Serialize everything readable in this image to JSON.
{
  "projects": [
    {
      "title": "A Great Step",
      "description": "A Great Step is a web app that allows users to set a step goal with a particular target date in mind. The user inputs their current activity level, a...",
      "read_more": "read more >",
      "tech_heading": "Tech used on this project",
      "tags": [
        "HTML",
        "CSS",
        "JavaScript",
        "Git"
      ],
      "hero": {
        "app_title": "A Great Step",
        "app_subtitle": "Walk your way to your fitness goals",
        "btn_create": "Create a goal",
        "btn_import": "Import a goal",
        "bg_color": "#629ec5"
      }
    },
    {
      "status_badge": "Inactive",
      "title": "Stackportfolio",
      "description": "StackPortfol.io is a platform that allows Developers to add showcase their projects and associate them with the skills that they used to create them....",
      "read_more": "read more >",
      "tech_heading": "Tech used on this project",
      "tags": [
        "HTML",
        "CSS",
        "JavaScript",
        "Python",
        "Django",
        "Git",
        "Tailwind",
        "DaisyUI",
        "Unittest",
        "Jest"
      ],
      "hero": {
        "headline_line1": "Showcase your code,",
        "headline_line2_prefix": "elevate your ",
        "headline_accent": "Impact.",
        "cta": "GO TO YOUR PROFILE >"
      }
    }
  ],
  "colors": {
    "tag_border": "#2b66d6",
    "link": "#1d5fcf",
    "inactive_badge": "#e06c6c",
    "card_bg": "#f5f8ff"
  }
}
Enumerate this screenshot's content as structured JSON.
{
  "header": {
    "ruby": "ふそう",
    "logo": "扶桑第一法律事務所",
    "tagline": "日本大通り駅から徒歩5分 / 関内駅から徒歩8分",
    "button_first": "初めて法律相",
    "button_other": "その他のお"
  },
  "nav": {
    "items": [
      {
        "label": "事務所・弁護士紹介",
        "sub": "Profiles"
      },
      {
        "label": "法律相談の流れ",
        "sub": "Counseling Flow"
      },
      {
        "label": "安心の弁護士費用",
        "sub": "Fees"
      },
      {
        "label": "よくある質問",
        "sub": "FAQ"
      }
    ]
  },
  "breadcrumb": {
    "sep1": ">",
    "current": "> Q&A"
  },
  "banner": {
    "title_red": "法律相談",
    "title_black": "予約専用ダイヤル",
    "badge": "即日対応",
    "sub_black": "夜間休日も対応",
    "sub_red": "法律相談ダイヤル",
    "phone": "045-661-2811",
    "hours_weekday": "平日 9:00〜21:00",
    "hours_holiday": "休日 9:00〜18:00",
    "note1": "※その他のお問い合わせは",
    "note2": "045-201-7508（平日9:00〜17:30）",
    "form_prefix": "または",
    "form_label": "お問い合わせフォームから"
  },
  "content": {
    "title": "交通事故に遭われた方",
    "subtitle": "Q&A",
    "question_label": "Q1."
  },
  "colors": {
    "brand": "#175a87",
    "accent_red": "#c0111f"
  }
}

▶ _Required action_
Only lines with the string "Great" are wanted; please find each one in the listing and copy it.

▶ _Reply_
      "title": "A Great Step",
      "description": "A Great Step is a web app that allows users to set a step goal with a particular target date in mind. The user inputs their current activity level, a...",
        "app_title": "A Great Step",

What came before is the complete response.